Cheers,

Chris


ReplyQuote
(@deeaa)
Trusted Member
Joined: 10 years ago
Posts: 63
 

Ah, cool...well Finns have always been very a west-oriented country, keen to make a difference towards the east and Russia. For instance there's probably more classic American cars restored here per capita than in the U.S. it seems to me sometimes :-) Maybe because of that, English-speaking visitors especially are without exception very warmly welcome. Also, lots of Finns and their descendants live in the U.S. I also worked in the New York area for a while back in the 90's, and it was a_really_ close call for my family to move to U.S. for a while at least, due to my wife's career, but we decided not to do it after all, despite it would have been financially pretty good.

It's actually warm here now, even so that snow on the roofs is melting now that the sun is getting warm during daytime again.

Still, just a few weeks back it was coldest I have experienced here in my life, it went down to -41 one night (that's the same in Celsius and Fahrenheit) and that's way more I can remember. Usually it's lowest at like -32C round here.

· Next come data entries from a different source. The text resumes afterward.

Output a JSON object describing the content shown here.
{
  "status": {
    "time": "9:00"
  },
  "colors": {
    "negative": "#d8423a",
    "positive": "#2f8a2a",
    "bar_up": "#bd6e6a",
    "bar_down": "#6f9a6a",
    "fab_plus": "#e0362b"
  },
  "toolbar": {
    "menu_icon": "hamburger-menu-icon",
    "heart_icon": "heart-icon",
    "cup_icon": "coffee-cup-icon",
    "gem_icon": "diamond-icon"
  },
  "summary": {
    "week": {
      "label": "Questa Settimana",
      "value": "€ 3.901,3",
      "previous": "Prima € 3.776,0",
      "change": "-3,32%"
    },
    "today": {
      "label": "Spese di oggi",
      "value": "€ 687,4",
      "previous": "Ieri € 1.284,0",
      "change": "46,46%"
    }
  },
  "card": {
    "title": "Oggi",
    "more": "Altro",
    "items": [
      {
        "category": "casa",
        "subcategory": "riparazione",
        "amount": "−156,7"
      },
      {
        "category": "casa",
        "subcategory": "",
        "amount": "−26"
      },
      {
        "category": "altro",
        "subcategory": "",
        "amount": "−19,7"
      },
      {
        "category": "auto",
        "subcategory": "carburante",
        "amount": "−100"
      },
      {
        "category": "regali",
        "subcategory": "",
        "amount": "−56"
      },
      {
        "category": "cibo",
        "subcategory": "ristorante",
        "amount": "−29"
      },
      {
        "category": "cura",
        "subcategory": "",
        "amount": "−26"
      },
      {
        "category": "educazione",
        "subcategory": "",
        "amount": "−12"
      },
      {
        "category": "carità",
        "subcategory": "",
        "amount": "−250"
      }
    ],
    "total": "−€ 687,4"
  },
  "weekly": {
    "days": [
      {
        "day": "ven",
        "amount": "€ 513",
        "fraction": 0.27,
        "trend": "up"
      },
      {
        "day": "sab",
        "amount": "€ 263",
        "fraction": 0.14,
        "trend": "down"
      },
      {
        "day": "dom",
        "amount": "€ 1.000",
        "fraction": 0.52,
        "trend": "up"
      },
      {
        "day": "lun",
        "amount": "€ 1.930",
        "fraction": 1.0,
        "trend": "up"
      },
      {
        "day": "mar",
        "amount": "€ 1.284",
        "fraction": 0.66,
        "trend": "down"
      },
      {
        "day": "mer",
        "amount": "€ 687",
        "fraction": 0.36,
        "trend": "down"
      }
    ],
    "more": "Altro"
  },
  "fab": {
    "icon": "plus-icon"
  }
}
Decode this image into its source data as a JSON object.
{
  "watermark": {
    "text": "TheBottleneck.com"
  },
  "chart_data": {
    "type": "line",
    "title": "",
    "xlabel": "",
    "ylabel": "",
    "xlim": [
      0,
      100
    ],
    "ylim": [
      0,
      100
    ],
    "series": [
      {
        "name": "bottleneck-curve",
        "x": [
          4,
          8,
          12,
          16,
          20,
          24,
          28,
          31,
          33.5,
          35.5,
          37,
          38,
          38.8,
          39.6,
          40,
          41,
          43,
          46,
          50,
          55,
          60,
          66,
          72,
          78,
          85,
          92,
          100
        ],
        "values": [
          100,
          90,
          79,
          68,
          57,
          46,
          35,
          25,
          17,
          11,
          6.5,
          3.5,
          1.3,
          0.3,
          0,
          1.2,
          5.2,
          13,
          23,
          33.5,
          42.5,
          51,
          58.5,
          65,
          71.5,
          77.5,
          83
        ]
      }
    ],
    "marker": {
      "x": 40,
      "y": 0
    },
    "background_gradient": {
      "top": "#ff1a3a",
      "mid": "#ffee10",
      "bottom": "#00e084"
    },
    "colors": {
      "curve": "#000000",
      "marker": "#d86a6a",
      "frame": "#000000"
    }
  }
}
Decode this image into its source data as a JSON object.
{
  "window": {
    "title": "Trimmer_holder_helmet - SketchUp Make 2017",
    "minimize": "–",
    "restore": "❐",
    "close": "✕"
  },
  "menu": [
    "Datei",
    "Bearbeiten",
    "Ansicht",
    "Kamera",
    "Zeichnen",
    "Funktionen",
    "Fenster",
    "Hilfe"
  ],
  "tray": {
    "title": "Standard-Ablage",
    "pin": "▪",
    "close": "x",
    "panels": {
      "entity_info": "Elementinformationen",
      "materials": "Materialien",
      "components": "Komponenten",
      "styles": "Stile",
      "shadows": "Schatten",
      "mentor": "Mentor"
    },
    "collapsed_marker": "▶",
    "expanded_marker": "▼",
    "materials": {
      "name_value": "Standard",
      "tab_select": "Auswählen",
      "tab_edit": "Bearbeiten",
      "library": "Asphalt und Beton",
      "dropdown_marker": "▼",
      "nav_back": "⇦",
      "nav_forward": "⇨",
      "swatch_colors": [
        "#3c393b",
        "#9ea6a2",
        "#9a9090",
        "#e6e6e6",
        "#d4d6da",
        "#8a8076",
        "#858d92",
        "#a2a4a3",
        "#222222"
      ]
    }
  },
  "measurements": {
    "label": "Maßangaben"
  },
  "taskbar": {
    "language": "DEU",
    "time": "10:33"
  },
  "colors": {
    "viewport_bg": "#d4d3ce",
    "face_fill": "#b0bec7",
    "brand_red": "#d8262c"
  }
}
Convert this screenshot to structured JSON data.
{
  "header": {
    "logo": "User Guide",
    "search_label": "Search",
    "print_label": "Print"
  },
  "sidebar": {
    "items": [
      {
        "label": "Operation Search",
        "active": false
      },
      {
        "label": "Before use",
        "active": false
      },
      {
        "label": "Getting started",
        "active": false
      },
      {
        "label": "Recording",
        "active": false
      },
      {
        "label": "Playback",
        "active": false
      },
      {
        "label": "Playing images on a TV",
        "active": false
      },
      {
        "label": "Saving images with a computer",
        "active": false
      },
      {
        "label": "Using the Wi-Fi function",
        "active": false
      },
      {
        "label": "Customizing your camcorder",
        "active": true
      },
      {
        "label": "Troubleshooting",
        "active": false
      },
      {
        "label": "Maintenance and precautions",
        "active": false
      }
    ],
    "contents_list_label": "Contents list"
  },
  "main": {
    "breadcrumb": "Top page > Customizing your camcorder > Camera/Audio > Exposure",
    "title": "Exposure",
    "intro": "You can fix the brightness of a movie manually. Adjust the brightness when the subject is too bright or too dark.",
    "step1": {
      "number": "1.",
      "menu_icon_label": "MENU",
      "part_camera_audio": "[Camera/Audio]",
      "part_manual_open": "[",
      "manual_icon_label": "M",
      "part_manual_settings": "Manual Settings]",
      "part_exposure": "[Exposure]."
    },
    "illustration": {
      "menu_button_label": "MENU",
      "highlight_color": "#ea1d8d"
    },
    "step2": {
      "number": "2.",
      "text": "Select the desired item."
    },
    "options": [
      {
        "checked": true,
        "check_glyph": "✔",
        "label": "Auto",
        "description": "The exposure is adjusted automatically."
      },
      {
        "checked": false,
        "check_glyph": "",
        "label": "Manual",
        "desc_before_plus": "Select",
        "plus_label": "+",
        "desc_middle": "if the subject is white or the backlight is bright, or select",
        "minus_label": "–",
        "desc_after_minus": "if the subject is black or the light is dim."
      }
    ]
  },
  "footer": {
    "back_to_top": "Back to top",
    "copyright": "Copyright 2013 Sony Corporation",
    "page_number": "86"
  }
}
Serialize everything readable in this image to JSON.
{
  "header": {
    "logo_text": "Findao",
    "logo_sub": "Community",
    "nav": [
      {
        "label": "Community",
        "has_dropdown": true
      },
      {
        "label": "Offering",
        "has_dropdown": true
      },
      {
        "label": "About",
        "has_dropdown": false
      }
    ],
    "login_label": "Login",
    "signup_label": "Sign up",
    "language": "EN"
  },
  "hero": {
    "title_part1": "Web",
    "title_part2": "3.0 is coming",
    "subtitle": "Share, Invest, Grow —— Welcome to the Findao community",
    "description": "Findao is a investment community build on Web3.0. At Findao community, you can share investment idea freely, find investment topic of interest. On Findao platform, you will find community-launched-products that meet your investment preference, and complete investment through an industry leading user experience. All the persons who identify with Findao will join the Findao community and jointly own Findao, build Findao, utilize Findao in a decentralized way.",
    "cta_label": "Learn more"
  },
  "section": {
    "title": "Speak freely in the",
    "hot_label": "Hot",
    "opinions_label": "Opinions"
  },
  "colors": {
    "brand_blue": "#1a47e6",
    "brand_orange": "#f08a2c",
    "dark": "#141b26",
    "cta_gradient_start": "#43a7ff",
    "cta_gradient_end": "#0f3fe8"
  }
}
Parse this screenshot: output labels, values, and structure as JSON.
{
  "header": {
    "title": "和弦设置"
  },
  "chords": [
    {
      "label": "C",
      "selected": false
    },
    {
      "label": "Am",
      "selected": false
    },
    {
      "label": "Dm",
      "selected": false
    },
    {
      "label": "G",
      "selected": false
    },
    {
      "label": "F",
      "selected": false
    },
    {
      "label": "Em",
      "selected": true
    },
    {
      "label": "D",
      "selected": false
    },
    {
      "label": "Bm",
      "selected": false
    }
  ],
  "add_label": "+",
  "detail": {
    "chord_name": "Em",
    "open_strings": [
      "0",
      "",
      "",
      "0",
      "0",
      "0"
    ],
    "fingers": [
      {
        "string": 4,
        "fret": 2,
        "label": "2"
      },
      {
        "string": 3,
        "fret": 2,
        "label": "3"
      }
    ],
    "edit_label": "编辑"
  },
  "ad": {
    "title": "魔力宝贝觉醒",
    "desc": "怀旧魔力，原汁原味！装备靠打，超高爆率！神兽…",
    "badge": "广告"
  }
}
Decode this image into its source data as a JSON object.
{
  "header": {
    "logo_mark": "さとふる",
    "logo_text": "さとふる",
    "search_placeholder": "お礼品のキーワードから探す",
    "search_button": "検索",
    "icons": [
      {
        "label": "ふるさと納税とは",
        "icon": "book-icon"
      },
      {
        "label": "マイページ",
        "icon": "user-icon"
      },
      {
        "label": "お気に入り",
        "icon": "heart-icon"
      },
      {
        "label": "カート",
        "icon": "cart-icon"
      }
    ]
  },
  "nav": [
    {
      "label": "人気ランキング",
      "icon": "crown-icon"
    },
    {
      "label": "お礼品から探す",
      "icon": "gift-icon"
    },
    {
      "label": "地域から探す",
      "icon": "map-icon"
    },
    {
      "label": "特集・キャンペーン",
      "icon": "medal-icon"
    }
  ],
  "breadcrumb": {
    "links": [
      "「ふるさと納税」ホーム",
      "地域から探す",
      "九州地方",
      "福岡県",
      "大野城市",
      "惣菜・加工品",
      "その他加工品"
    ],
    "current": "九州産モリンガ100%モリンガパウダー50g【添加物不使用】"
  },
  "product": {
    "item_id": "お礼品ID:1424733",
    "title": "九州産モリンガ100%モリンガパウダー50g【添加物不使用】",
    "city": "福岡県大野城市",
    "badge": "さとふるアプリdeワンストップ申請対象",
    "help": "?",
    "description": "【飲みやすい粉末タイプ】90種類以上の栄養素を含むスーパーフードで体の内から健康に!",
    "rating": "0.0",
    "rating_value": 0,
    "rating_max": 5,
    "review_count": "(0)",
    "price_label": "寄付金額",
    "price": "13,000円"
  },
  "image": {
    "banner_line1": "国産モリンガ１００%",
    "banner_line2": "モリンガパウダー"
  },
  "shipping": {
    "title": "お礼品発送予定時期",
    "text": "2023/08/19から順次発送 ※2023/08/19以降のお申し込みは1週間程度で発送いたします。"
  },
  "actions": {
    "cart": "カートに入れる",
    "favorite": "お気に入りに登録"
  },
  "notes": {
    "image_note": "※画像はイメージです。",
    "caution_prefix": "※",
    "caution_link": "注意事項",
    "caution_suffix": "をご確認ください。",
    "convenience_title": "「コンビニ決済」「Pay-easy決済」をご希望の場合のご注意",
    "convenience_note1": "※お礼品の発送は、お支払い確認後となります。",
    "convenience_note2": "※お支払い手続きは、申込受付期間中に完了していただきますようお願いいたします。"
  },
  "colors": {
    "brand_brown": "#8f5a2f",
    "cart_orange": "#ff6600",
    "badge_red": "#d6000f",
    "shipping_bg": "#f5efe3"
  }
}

I was afraid my French car might not start in the morning, as it was still -36C, but it worked fine thanks to the engine oil warmer.

--
Vocalist/guitarist/producer-engineer.

A couple of my own bands:
http://www.mikseri.net/spookbox - garage/grunge rock
http://www.mikseri.net/whobody - pop rock
http://www.project-43.com - classic heavy rock


ReplyQuote
Page 1 / 4